In 2019 Henry convened a student choir called the “SWE Singers”. The idea is that students need to get up and away from their keyboards and do something different. The songs we sing are meant to be humourous, educational and fun and they all relate to software engineering and computer science. Henry is the main lyricist. The music arrangements have been done by Katie Cole who also coached and directed the choir rehearsals and performances. Here are some of our songs:
- This is Pachelbel’s canon. We sing its numeric intervals in binary!
- Joy of Compilation – This song is about coding. It is based on a traditional Australian folk tune.
- SWE Song – This song is about Software Engineering and Agile Processes
- Another performance of SWE Song
- Requirements!

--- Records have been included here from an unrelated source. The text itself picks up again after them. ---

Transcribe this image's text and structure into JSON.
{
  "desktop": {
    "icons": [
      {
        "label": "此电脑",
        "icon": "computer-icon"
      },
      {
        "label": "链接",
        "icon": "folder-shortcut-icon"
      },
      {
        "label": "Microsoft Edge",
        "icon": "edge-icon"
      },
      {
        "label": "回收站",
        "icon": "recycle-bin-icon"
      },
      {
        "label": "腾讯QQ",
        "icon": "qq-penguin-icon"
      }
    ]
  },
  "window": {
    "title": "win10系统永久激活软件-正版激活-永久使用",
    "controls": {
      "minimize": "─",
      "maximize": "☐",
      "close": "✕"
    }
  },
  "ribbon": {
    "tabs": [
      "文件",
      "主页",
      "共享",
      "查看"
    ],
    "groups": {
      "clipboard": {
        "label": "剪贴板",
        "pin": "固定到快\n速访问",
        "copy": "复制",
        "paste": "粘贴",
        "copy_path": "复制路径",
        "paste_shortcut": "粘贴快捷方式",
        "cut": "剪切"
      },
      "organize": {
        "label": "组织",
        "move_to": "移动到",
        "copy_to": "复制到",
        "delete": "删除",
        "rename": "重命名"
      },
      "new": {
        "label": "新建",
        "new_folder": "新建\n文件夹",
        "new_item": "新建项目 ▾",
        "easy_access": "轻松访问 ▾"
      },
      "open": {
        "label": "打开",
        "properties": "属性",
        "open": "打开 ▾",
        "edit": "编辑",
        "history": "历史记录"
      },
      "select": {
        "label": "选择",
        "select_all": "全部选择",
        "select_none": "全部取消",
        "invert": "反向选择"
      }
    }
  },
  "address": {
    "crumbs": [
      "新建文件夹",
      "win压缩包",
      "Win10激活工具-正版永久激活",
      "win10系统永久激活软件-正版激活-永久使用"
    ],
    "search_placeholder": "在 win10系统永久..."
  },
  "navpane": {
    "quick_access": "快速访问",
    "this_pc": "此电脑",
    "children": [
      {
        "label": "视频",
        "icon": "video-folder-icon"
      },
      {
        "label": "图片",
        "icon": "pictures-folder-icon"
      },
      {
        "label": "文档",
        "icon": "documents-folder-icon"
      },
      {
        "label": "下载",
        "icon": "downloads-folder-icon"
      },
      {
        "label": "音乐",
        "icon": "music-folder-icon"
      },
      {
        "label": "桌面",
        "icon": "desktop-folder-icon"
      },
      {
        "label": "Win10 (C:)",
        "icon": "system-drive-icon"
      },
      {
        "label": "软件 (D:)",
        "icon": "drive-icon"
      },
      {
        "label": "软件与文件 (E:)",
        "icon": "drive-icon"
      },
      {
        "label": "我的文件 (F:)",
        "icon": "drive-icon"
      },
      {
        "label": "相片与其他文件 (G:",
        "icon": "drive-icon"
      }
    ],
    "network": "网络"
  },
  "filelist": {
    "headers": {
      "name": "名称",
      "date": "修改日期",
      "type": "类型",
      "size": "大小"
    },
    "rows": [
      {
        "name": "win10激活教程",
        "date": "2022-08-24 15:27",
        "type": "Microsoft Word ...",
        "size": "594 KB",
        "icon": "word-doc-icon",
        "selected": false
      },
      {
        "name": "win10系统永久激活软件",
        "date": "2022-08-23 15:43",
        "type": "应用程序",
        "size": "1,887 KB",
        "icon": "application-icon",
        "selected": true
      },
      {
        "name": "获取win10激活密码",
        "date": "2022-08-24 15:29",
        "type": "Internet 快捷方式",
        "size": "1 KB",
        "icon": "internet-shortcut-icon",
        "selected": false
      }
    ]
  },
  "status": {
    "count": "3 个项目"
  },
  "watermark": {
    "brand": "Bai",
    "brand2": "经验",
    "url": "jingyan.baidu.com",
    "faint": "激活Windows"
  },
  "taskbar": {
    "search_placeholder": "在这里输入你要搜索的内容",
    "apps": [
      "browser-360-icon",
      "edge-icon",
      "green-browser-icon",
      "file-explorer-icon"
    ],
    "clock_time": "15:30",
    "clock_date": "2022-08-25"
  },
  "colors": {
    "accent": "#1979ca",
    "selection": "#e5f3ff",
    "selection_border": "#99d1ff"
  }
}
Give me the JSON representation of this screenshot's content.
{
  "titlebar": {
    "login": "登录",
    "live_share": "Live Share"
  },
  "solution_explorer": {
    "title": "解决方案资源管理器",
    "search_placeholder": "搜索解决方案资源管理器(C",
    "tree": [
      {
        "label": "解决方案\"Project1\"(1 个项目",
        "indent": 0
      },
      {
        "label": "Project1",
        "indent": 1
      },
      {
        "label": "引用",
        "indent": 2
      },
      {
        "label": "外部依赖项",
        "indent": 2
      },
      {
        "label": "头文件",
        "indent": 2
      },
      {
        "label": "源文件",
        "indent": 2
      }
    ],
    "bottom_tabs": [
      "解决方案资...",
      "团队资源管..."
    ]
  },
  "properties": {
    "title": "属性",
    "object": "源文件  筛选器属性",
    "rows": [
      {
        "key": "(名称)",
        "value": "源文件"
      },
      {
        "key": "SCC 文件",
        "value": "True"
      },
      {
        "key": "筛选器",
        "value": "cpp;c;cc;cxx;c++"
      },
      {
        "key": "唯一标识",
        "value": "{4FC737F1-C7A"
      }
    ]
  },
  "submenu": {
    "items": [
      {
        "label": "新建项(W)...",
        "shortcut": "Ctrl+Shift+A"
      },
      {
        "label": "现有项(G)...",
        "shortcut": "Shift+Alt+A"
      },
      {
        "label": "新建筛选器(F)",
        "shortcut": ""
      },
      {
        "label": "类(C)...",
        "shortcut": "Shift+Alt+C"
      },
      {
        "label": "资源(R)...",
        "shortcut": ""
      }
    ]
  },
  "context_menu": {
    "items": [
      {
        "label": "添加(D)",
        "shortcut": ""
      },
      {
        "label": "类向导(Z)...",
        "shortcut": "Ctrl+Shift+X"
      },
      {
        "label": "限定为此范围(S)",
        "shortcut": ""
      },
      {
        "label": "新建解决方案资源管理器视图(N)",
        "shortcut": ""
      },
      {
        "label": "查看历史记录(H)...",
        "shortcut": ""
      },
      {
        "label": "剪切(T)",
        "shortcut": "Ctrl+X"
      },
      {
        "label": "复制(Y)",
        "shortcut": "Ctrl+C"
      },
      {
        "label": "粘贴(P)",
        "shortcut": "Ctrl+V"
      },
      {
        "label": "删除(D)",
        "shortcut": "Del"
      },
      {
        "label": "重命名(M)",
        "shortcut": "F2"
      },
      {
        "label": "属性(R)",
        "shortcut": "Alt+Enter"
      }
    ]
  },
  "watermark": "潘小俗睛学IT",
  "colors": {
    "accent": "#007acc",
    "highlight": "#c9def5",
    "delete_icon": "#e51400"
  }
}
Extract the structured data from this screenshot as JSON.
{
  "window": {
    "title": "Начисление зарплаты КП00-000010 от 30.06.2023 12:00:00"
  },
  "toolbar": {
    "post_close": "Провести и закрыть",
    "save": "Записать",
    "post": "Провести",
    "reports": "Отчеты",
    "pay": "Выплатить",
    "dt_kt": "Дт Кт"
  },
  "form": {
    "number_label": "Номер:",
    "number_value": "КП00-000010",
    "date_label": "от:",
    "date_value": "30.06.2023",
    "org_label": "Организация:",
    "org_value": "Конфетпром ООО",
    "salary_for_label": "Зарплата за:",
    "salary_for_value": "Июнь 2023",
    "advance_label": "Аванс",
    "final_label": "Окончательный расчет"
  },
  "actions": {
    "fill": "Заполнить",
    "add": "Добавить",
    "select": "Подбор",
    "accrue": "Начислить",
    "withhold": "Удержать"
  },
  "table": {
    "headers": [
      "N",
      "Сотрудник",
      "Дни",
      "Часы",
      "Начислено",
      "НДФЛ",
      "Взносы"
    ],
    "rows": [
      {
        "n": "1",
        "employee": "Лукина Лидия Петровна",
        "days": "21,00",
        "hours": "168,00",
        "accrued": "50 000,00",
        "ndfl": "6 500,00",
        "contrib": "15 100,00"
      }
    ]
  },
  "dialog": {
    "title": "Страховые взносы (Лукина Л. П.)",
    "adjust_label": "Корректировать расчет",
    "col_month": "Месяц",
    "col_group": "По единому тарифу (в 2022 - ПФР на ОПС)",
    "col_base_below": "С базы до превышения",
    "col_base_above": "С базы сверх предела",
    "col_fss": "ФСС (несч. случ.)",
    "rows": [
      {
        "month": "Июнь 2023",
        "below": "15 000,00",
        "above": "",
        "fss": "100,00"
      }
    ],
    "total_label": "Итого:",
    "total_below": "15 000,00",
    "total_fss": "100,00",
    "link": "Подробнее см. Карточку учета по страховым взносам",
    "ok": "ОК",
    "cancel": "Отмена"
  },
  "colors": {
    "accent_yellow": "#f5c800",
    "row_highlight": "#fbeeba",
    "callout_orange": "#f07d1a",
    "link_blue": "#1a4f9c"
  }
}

Requirements! – All software needs requirements!
- Domain Models
- Design Patterns
In 2020 Henry converted his songs to be played on the ukulele and delivered some streaming ukulele tutorials to students in his Software Engineering class. This has been his attempt to introduce some humour and light-heartedness into the delivery of online education during these stressful and anxious times of the covid19 pandemic. Some exemplars follow together with the ukulele sheet music!
- Java Compilation (a ukulele revisiting of Joy of Compilation)
- Ukulele sheet music for Java Compilation
- SWE Song
- Ukulele sheet music for SWE Song
- Ukulele sheet music for Requirements
- Domain Models
- Ukulele sheet music for Domain Models
Henry is an Honorary Associate Professor in the ANU School of Computing. He is a computer scientist (virtual reality; e-Science; scientific software; human computer interaction; computer music) and has an earlier background in computational plasma physics for nuclear fusion research. He has a BSc Hons (1979) and Dip. Comp. Stud. (1981) from University of Melbourne and PhD from ANU (1987). He has held academic positions at ANU and at the Max Plank Institute in Garching, Germany. He has been a visiting researcher at the CIEMAT institute in Madrid, Spain, the National Institute for Fusion Science, in Nagoya, Japan, and at the Courant Institute, in New York, USA. He is co-inventor of the Wedge virtual reality theatre and co-author of the monograph Design Patterns for e-Science (Springer, 2007) which illustrates the use of software engineering approaches to scientific software. He was a 1997 recipient of the Krell Institute award for contributions to undergraduate computational engineering and science education and he established and directed the world’s first graduate education program in e-Science from 2000 to 2004.